YouLiangy­ing­man­age­sacot­ton plan­ta­tion in the Bing­tuan’s 1st Di­vi­sion, which is set­tled on the north­west­ern edge of the Tak­li­makan, theworld’ssec­ond­largest desert. Ev­ery year for the past decade, You has vis­ited Meme­tur­opMusak at his home in Pis­han county, Hotan, a pre­fec­ture that borders the south­ern fringes of the desert.

“It’s a sis­ter’s duty to check on her brother’s fam­ily to see how they have been do­ing,” You said, sit­ting with­Meme­turop and his fam­ily at the din­ner ta­ble on an early Septem­ber.

The “brother” and “sis­ter”, as they call them­selves, met in 2005 when You re­cruited Meme­turop as a tem­po­rary cot­ton picker and pa­tiently

evening

in taught him how to pick the crop with both hands in­stead of just one so he could earn more money. When the harvest sea­son ended andMeme­turop left the farm, You thought she would never hear from him wrong.

In Jan­uary 2006, You re­ceived a call from Meme­turop, who asked her for help be­cause he didn’t have enough money to pay for the surgery

again.

She

was his wife needed badly. De­spite ob­jec­tions from her rel­a­tives, You wired 10,000 yuan ($1,570) — one-third of the fam­ily’s an­nual in­come at the time — to her for­mer em­ployee’s bank ac­count.

Three months later Meme­turop in­vited You to his home to ex­press his ap­pre­ci­a­tion. She was shocked to dis­cover that the fam­ily lived in a house made from the branches of po­plar trees. Af­ter learn­ing that Meme­turop had bor­rowed meat, which he nor­mally couldn’t af­ford, from his neigh­bors, she de­ter­mined to help the fam­ily im­prove its stan­dard of liv­ing.

She in­vit­edMeme­turop and his fam­ily to stay with her so she could teach him how to man­age a cot­ton plan­ta­tion, and use the skills on his own field in Pis­han, mak­ing the move from picker to pro­ducer. She also bought new­cook­ware so the fam­ily could cook halal foods dur­ing their visit.

While Meme­turop learned agri­cul­tural skills from You, he be­gan teach­ing her the Uygur lan­guage. You proved a dili­gent stu­dent and within a few months, she was proud to be able to com­mu­ni­cate in ba­sic Uygur.

In 2011, You sug­gested that Meme­turop should plant date trees. She loaned him the money to cover his startup costs and be­gan to un­der­take an­nual vis­its to lend a hand and teach Meme­turop how to care for the trees. In 2014, Meme­turop made a profit of more than 300,000 yuan by selling cot­ton and dates, so he traded his old house for a new one equipped with new fur­ni­ture, a fridge, an­daTV.

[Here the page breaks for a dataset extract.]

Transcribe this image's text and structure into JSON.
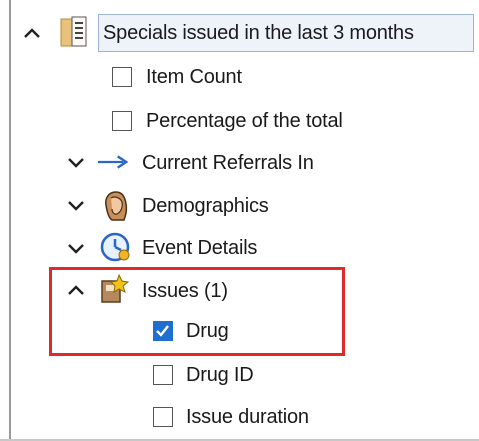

Meme­turop now re­gards You as his “sis­ter”. For her part, You will con­tinue to help her “brother” inthe fu­ture, de­spite the re­cent dra­matic im­prove­ments in his life. “I’m so glad my chil­dren and his have be­come good friends too. It’s the way to be,” she said.

Con­tact the writ­ers through cui­jia@chi­nadaily.com.cn

Newspapers in English

Newspapers from China

© PressReader. All rights reserved.